Some may call him a fraud, some may call him a spinster, others may say genius. Alan Pardew has been a polarising figure throughout his managerial career but he has always come out with his head high and his grin as wide as ever.
However, a bad result at the weekend should rightfully end his current run with Crystal Palace and with it will likely go his last chance both in the Premier League and at taking the national job.
Pardew’s managerial career has ebbed and flowed. It started well at Reading, he got the club promoted out of the then-Division Two before making the playoffs in his first season in England’s second tier.
At West Ham, he struggled initially before getting them into the Premier League on the second time of asking in 2005. A ninth placed finished followed along with an FA Cup final before the club’s worst run of results in 70 years eventually saw him relieved of his duties in December 2006.
Charlton then came calling and after he failed to keep them up despite an up-turn in form, he then failed to get them straight back up again. With the club in the bottom three after another poor start, he was sacked.
He then joined the Southampton revolution, helping them almost get into the playoffs despite a 10-point deduction at the start of the season. He also won the Football League Trophy before succumbing to the axe again after a string of poor results and reported low morale with staff and a poor relationship with the club chairman.
Somehow, some way, he became Newcastle United manager. After a 12th placed finish, a slew of great signings headed by chief scout Graham Carr helped the club get into the European spots and saw Pardew named Premier League Manager of the Year.
He then signed an eight-year contract extention.
After an average 2012-13 season, results dipped dramatically to end the following season. They lost 15 out of their last 21 games and the fans turned on him, despite finishing the season well above the dropzone and leading the time to six wins in a row in all competitions before leaving for Palace.
But this was where the trend continues. After a good start and a splash of cash, Palace have tumbled to the worst points-per-game ratio of any team in the 92 professional football clubs in 2016.
They did make an FA Cup final in that time as well, but it’s not enough to forgive a run of form that would have seen almost any manager in a similar position sacked. His win percentage is not bad at 41.5% but he’s also lost almost 45% of those games in charge.
He isn’t particularly tactically adept, simply working with what he’s given and hoping for the best. Sometimes it’s been with a 4-4-2 at Newcastle, that spiralled out when the two strikers were not of the quality of those previously or when the help diminished, or sometimes it’s a 4-3-3 with two quick wide men yet his defenders have seemingly forgotten how to defend, which is another trend.
Just look at the last five games. They lost all five, scoring six but conceding a whopping 13, including threes against struggling attacking sides like Leicester City and Burnley. They may argue that they were unlucky in a few of them but you can’t be unlucky for almost an entire year.

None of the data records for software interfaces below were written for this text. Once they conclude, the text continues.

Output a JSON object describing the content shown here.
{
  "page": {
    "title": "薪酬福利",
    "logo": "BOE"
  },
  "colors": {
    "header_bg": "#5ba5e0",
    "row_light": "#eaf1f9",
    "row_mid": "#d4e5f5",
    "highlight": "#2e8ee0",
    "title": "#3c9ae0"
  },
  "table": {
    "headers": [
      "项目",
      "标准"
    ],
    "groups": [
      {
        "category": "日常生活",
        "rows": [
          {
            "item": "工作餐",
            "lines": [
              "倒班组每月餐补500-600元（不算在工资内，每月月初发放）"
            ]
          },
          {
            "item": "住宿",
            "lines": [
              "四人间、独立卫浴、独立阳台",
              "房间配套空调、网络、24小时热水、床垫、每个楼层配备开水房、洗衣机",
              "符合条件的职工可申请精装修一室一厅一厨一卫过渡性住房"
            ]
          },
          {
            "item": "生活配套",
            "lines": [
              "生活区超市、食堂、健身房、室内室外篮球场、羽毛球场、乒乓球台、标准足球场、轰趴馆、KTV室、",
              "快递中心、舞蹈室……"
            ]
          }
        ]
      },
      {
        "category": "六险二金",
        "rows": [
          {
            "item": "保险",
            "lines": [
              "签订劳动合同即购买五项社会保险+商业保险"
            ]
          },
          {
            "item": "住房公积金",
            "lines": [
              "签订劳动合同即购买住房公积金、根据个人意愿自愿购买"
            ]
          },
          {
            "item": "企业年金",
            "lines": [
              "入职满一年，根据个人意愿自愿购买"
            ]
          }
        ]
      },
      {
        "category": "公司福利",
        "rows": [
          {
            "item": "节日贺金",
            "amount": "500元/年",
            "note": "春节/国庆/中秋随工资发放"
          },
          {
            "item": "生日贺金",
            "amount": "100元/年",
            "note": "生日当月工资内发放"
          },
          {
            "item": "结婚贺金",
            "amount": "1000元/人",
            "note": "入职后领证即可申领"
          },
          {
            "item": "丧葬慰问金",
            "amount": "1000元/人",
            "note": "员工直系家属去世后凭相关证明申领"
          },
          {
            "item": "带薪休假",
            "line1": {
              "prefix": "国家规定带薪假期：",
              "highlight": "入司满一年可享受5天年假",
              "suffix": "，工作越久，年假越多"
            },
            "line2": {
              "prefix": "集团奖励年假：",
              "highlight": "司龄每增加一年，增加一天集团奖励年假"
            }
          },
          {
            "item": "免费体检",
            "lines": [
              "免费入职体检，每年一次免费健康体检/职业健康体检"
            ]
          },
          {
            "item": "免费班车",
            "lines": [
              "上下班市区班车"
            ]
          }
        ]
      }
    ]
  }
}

Add to that the controversies he’s had, including bust-ups with managers and a moment where headbutted an opposition player and you begin to wonder how he’s got work so easily.
Is it his cheesy grin? Is it his slimy, aggressive personality or is it his dad-dancing that puts the cherry on top.
Hopefully, Swansea City can put the final nail in his coffin. A man that is the epitome of “new manager syndrome”, Pardew can only hold on to this charade for a little bit longer.